Book of Mormon before Breakfast


One evening after dinner, some members of our family lingered and discussed ways to help one of our teenagers (who was not there) with his testimony. Our returned-missionary son said, “I think we should read the Book of Mormon as a family.” At the moment, I doubted that studying the Book of Mormon would really solve this particular challenge. Besides, our two younger children were studying the scriptures in seminary, and I was taking an institute class with our older son. Didn’t that cover our scriptural needs? But my husband thought it was a good idea and said to our son, “If you’ll take the responsibility of waking everyone in the morning, we’ll give it a try.”

The first morning, each of the children dragged themselves into our bedroom sleepy eyed. The child we were worried about came wrapped in a blanket from his bed, hair tousled, with a look of “Let’s get this over with” on his face. He promptly lay down on the floor; whether he was awake or asleep, we could not determine. But read we did, every morning thereafter.

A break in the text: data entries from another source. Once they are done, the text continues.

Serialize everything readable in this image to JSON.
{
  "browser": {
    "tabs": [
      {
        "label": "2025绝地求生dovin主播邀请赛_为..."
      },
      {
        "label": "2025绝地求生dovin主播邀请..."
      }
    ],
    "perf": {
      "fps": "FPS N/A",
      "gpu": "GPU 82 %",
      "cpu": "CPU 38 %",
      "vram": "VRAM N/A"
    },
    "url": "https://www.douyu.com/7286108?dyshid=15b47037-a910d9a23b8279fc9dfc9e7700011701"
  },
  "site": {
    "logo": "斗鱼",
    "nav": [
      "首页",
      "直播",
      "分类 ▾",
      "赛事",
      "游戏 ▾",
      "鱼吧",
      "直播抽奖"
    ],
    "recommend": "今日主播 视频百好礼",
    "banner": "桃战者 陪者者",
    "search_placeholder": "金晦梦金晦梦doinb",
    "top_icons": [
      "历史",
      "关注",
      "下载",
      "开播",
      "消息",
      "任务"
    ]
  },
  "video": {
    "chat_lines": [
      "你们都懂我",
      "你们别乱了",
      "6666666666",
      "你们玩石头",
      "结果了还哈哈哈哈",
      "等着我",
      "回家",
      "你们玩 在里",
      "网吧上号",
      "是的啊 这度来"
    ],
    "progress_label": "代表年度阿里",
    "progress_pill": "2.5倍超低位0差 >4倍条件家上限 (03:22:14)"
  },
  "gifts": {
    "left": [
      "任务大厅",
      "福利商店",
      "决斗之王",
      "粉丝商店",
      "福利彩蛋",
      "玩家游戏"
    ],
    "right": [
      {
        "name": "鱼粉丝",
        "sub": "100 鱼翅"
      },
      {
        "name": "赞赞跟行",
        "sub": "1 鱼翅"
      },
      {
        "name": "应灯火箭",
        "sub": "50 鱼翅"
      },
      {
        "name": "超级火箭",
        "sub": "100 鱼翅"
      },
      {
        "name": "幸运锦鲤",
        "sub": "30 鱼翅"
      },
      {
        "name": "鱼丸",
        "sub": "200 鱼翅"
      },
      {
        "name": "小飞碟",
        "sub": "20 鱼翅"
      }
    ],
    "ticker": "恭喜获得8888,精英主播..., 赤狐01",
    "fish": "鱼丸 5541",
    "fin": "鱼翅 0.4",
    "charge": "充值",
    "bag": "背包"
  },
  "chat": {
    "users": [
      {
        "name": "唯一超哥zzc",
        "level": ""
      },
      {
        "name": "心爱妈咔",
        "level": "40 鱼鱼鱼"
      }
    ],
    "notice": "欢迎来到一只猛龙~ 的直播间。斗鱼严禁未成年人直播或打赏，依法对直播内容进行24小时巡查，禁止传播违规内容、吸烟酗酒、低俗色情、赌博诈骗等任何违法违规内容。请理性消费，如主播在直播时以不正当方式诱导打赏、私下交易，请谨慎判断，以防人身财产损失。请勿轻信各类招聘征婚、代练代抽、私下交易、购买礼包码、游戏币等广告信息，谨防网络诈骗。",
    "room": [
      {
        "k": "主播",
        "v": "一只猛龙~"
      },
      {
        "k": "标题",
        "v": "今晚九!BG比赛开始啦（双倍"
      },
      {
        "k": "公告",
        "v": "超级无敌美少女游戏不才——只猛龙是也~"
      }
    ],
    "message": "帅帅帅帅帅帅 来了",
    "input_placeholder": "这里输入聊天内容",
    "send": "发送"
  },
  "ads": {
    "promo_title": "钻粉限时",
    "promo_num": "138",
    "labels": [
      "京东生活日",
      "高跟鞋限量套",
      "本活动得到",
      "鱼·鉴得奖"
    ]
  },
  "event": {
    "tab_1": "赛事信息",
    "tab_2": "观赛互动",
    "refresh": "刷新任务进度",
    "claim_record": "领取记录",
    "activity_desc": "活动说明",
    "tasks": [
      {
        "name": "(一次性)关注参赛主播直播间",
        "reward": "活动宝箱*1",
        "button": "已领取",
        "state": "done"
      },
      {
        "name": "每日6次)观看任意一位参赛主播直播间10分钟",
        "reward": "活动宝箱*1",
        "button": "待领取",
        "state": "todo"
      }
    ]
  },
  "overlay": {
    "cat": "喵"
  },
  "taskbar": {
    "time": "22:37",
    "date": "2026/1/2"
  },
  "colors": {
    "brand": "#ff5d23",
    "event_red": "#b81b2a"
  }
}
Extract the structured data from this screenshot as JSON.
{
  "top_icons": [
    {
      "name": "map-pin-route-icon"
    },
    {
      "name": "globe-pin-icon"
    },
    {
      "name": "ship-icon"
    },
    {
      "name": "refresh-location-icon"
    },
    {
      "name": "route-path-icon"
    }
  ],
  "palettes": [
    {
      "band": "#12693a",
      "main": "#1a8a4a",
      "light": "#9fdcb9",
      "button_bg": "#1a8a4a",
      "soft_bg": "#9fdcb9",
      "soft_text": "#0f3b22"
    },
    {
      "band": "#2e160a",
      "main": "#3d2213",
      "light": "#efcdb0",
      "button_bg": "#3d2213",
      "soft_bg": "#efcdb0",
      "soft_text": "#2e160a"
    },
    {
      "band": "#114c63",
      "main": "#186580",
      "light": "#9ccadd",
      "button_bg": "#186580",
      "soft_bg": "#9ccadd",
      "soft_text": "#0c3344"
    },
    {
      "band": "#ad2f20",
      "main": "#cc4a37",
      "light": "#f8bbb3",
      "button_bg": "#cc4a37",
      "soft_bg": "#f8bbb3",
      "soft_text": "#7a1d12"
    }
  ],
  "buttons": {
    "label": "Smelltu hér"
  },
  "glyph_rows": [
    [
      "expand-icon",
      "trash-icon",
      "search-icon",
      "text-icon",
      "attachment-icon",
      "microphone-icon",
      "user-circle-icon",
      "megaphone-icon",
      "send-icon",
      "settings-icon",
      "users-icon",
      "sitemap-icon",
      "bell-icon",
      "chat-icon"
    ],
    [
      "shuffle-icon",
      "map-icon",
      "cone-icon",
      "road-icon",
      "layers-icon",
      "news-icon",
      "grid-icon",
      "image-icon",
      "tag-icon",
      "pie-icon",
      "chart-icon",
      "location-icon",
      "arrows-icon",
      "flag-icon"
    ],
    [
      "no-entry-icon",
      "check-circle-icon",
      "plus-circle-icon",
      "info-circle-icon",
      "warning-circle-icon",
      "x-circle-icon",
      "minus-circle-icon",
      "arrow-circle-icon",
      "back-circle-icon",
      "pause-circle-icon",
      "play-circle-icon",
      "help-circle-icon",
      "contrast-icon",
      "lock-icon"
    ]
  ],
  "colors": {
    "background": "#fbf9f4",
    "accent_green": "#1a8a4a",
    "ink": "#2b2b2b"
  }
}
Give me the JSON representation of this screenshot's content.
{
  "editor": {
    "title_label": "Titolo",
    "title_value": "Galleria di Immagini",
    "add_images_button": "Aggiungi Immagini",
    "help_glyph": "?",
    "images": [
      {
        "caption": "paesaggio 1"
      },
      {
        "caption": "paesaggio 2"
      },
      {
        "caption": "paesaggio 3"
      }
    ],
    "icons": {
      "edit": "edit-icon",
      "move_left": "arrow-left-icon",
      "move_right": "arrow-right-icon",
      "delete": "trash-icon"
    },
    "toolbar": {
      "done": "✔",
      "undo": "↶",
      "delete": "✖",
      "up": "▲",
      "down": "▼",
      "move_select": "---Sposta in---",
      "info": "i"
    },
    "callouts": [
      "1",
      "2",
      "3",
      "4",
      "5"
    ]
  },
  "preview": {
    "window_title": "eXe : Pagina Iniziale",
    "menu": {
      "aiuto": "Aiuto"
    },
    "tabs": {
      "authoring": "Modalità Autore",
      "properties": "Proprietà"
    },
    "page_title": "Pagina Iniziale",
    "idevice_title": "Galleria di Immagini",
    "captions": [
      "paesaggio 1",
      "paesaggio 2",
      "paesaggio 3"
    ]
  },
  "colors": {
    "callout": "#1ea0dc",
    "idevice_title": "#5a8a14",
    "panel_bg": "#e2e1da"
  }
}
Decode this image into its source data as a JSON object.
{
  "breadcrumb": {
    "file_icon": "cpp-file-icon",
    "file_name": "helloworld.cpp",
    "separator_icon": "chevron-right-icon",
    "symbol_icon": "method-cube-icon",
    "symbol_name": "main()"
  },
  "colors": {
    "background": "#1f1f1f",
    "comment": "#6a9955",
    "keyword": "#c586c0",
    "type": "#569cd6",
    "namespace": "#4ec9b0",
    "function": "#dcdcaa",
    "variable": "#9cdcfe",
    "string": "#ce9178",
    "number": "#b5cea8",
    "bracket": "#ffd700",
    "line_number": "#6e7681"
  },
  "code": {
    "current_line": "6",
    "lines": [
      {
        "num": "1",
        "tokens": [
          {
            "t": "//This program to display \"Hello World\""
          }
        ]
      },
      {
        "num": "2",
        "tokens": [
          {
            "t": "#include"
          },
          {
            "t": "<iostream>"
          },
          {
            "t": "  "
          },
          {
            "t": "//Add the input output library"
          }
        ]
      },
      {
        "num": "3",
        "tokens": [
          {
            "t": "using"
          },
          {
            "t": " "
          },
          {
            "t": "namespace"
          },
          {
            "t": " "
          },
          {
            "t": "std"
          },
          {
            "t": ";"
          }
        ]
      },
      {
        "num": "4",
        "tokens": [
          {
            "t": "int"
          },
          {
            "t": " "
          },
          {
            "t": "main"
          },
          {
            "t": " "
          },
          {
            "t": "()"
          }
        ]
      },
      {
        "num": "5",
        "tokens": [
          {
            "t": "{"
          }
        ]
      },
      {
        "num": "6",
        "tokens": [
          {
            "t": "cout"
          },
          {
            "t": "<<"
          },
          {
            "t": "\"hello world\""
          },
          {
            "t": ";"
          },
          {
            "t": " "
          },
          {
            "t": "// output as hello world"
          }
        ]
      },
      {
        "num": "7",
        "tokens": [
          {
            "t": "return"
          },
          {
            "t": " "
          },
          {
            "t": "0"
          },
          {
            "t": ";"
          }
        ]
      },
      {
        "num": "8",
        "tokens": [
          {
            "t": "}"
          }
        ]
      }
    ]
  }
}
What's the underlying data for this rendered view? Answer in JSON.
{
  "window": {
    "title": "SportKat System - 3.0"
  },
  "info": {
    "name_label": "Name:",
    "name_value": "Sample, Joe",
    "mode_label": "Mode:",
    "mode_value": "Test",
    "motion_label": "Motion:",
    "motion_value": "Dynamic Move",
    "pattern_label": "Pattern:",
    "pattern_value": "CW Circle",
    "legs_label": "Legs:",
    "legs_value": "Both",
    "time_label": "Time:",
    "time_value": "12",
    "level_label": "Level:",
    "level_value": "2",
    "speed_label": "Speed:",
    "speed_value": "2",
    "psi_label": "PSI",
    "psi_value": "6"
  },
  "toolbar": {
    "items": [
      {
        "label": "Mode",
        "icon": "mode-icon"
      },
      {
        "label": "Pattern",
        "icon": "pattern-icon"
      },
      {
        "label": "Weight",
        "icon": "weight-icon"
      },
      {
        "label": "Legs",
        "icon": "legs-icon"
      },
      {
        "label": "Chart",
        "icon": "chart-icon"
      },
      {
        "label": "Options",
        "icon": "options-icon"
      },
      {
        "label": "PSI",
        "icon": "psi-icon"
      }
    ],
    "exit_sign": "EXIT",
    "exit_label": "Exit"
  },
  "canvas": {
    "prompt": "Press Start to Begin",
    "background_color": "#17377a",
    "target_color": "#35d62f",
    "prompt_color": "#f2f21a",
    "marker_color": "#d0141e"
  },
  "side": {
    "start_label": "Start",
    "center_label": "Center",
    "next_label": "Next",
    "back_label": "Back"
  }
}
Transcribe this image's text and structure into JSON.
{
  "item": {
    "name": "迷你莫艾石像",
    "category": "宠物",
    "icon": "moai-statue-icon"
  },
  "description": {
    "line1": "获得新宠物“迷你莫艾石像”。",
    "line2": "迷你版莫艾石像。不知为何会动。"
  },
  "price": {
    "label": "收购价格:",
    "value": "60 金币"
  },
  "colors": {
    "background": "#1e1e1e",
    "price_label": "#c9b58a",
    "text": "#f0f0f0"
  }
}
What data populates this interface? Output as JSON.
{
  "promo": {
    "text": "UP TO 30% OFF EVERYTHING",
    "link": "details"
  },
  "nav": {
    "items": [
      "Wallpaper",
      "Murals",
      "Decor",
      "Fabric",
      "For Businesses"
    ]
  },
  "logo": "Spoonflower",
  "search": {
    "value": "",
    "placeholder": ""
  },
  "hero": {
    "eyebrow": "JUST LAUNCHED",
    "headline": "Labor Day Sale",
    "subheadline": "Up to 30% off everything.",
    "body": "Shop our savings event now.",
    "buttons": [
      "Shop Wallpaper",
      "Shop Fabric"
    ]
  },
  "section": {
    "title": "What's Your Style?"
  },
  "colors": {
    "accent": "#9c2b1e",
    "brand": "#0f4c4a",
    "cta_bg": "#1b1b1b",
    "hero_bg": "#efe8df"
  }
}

I don’t know when I first became aware of the change, because it happened so imperceptibly. I just remember that at another dinner table conversation with everyone present, the problem we had been so worried about no longer existed.

Coincidence? Maybe, but I choose to believe that the promise given by President Marion G. Romney in general conference in April 1980 and emphasized by President Ezra Taft Benson in October 1986 had been fulfilled: “I feel certain that if, in our homes, parents will read from the Book of Mormon prayerfully and regularly, both by themselves and with their children, the spirit of that great book will come to permeate our homes and all who dwell therein. The spirit of reverence will increase; mutual respect and consideration for each other will grow. The spirit of contention will depart. Parents will counsel their children in greater love and wisdom. Children will be more responsive and submissive to the counsel of their parents. Righteousness will increase. Faith, hope, and charity—the pure love of Christ—will abound in our homes and lives, bringing in their wake peace, joy, and happiness.” 1

Helps for Home Evening

  1. 1.

    List and discuss the promised blessings given by President Marion G. Romney in the last paragraph of this article. Ask family members which blessings they feel are most needed in their home. Experiment with this promise by prayerfully and regularly reading from the Book of Mormon as a family.

  2. 2.

    Read this article and discuss ways your family can improve scripture study.

  3. 3.

    Share enjoyable, inspirational, or other kinds of experiences you have had with family scripture study. Read this article and bear testimony of the blessings of prayerful and regular family and personal scripture study.

[photos] Photography by Robert Casey, posed by models

Betty Jan Murphy is a member of the Pine Ward, Payson Arizona Stake.

Show References

    Note

  1.   1.

    Marion G. Romney, “The Book of Mormon,” Ensign, May 1980, 67; see also Ezra Taft Benson, “The Book of Mormon—Keystone of Our Religion,” Ensign, Nov. 1986, 7.